three, four, five, and six spiral arms. Their experiment used two interruption circuits; 36kV/40kA and 17.5kV/63kA. They conclude that the four-arm spiral contact appears to be the best compromise between mechanical robustness and current interruption ability.

Paulus [121] has investigated the motion of the columnar arc with the contrate cup TMF contact structure shown in Figures 3.20(c) and 3.21(b). In his experiments he shows that the columnar arc does not run on the cup’s rim for contact gaps < 2mm. He also observes that, after the initial arc ignition, parallel, multiple constricted columnar arcs can occasionally occur. Again, these eventually merge into one columnar arc that proceeds to run intermittently or stay motionless on the cup’s rim. He observes running speeds of up to 200ms~‘, but the typical speed is 20-60ms"'. Wolf et al. [108] also show the initial parallel arc columns. They also show that the high-current arc can be both diffuse column as well as constricted column. This is quite different from the appearance of the arc with the spiral contacts, where once the constricted column forms, it alone moves across the contact surfaces. Figure 3.38 shows the constricted column arc

FIGURE 3.38 Column arc speed on a contrate cup TMF design as a function of circuit current [108].

speed on a contrate cup TMF design as a function of circuit currents ranging from 25kA to 35kA presented by Wolf et al. [108]. The values agree with those given by Paulus and are much slower than those seen for the columnar vacuum arcs motion on spiral TMF contacts: See, for example, Figure 3.27. Their 3-D simulation model for the cup and spiral contacts showed that the Lorentz force on the arc column explains, to some extent, the difference in the arc rotation speeds. This contact structure has the advantage of a continuous cap on top of the cup’s slots. Thus, the arc roots do not have to jump a gap as they do with the spiral structure. It does, however, have the disadvantage that the region of arc initiation and dwell time as the contacts part is also on this cap. This melted arc ignition region with its high metal evaporation rate will be exposed to the running arc and will be unable to cool down as effectively as will the arc initiation region for the spiral contact.

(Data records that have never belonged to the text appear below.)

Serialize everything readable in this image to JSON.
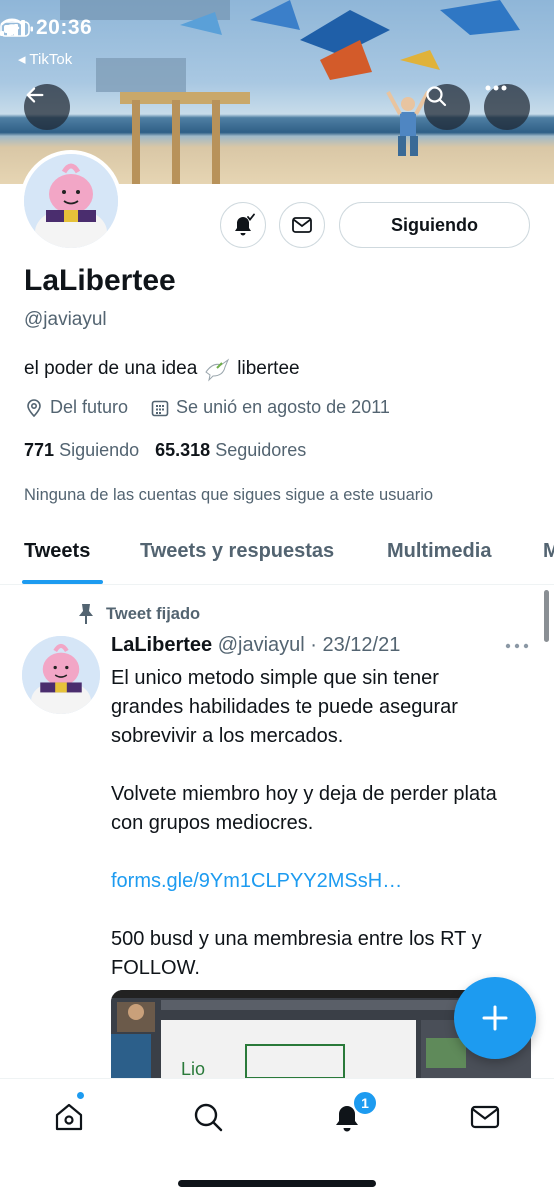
{
  "status_bar": {
    "time": "20:36",
    "back_app": "◂ TikTok"
  },
  "header": {
    "back_icon": "arrow-left-icon",
    "search_icon": "search-icon",
    "more_icon": "more-horizontal-icon"
  },
  "profile": {
    "name": "LaLibertee",
    "handle": "@javiayul",
    "bio_text": "el poder de una idea",
    "bio_suffix": "libertee",
    "location": "Del futuro",
    "joined": "Se unió en agosto de 2011",
    "following_count": "771",
    "following_label": "Siguiendo",
    "followers_count": "65.318",
    "followers_label": "Seguidores",
    "follow_note": "Ninguna de las cuentas que sigues sigue a este usuario",
    "following_button": "Siguiendo"
  },
  "tabs": [
    {
      "label": "Tweets",
      "active": true
    },
    {
      "label": "Tweets y respuestas",
      "active": false
    },
    {
      "label": "Multimedia",
      "active": false
    },
    {
      "label": "M",
      "active": false
    }
  ],
  "tweet": {
    "pinned_label": "Tweet fijado",
    "author": "LaLibertee",
    "meta": "@javiayul · 23/12/21",
    "body_1": "El unico metodo simple que sin tener grandes habilidades te puede asegurar sobrevivir a los mercados.",
    "body_2": "Volvete miembro hoy y deja de perder plata con grupos mediocres.",
    "link": "forms.gle/9Ym1CLPYY2MSsH…",
    "body_3": "500 busd y una membresia entre los RT y FOLLOW."
  },
  "bottom_nav": {
    "notifications_badge": "1"
  },
  "colors": {
    "accent": "#1d9bf0",
    "text_primary": "#0f1419",
    "text_secondary": "#536471",
    "border": "#cfd9de"
  }
}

Janiszewski et al. [122] in a photographic study show that more than one columnar vacuum arc moving in the Amperian direction can exist on the cup’s rim for currents in the range 7.2kA to 24kA. They also show that occasionally the anode attachment can form at the base of the cup. When this happens intense anode melting occurs resulting in the evaporation of the Cu from which the cup is manufactured. This in turn can limit the contact’s ability to interrupt the ac current at current zero. Another possible consequence of this intense stationary anode is that the molten metal inside the cup can flow into the slots cut into its side walls thereby reducing the effect of the TMF.